GIVEN RECORDS section start

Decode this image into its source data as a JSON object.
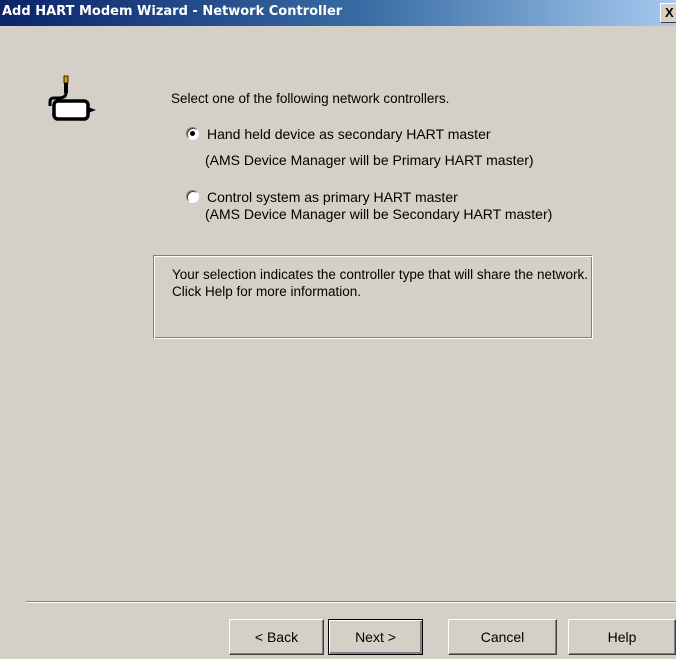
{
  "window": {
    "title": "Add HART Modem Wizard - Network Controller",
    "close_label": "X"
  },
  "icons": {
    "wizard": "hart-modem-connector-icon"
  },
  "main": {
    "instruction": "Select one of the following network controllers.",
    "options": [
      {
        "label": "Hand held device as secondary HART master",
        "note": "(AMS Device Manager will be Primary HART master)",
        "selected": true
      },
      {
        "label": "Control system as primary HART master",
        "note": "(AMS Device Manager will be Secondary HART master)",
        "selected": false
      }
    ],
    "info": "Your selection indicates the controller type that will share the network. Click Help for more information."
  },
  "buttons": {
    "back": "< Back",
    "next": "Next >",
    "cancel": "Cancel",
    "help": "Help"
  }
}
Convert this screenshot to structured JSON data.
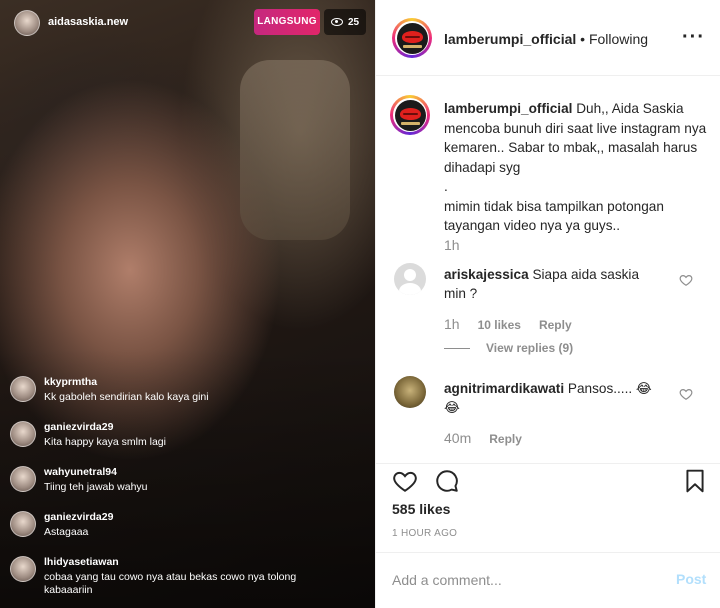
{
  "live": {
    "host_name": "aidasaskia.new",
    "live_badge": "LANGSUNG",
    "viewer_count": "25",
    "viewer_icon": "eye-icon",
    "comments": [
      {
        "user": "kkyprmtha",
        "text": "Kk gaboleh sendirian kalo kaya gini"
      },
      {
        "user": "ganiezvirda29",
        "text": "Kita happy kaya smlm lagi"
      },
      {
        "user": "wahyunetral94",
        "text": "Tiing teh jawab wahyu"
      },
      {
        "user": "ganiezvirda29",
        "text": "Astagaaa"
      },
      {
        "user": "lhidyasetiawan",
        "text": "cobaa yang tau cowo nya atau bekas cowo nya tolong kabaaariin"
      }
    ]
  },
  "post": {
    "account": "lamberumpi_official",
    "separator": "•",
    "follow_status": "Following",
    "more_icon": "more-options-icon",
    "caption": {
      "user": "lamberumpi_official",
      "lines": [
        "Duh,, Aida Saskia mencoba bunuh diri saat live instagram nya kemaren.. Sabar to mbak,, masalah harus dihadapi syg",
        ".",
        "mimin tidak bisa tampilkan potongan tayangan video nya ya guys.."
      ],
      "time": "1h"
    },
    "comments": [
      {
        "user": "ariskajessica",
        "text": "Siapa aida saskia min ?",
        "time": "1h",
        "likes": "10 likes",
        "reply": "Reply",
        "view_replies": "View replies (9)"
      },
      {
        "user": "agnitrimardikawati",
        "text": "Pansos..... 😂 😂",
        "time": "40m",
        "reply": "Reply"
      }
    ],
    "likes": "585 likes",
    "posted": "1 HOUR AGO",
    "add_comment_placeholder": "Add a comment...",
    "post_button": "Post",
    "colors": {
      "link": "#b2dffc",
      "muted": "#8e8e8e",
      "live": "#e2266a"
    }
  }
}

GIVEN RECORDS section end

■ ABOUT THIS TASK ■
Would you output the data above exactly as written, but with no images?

■ RESPONSE BELOW ■
Decode this image into its source data as a JSON object.
{
  "window": {
    "title": "Add HART Modem Wizard - Network Controller",
    "close_label": "X"
  },
  "icons": {
    "wizard": "hart-modem-connector-icon"
  },
  "main": {
    "instruction": "Select one of the following network controllers.",
    "options": [
      {
        "label": "Hand held device as secondary HART master",
        "note": "(AMS Device Manager will be Primary HART master)",
        "selected": true
      },
      {
        "label": "Control system as primary HART master",
        "note": "(AMS Device Manager will be Secondary HART master)",
        "selected": false
      }
    ],
    "info": "Your selection indicates the controller type that will share the network. Click Help for more information."
  },
  "buttons": {
    "back": "< Back",
    "next": "Next >",
    "cancel": "Cancel",
    "help": "Help"
  }
}
Convert this screenshot to structured JSON data.
{
  "live": {
    "host_name": "aidasaskia.new",
    "live_badge": "LANGSUNG",
    "viewer_count": "25",
    "viewer_icon": "eye-icon",
    "comments": [
      {
        "user": "kkyprmtha",
        "text": "Kk gaboleh sendirian kalo kaya gini"
      },
      {
        "user": "ganiezvirda29",
        "text": "Kita happy kaya smlm lagi"
      },
      {
        "user": "wahyunetral94",
        "text": "Tiing teh jawab wahyu"
      },
      {
        "user": "ganiezvirda29",
        "text": "Astagaaa"
      },
      {
        "user": "lhidyasetiawan",
        "text": "cobaa yang tau cowo nya atau bekas cowo nya tolong kabaaariin"
      }
    ]
  },
  "post": {
    "account": "lamberumpi_official",
    "separator": "•",
    "follow_status": "Following",
    "more_icon": "more-options-icon",
    "caption": {
      "user": "lamberumpi_official",
      "lines": [
        "Duh,, Aida Saskia mencoba bunuh diri saat live instagram nya kemaren.. Sabar to mbak,, masalah harus dihadapi syg",
        ".",
        "mimin tidak bisa tampilkan potongan tayangan video nya ya guys.."
      ],
      "time": "1h"
    },
    "comments": [
      {
        "user": "ariskajessica",
        "text": "Siapa aida saskia min ?",
        "time": "1h",
        "likes": "10 likes",
        "reply": "Reply",
        "view_replies": "View replies (9)"
      },
      {
        "user": "agnitrimardikawati",
        "text": "Pansos..... 😂 😂",
        "time": "40m",
        "reply": "Reply"
      }
    ],
    "likes": "585 likes",
    "posted": "1 HOUR AGO",
    "add_comment_placeholder": "Add a comment...",
    "post_button": "Post",
    "colors": {
      "link": "#b2dffc",
      "muted": "#8e8e8e",
      "live": "#e2266a"
    }
  }
}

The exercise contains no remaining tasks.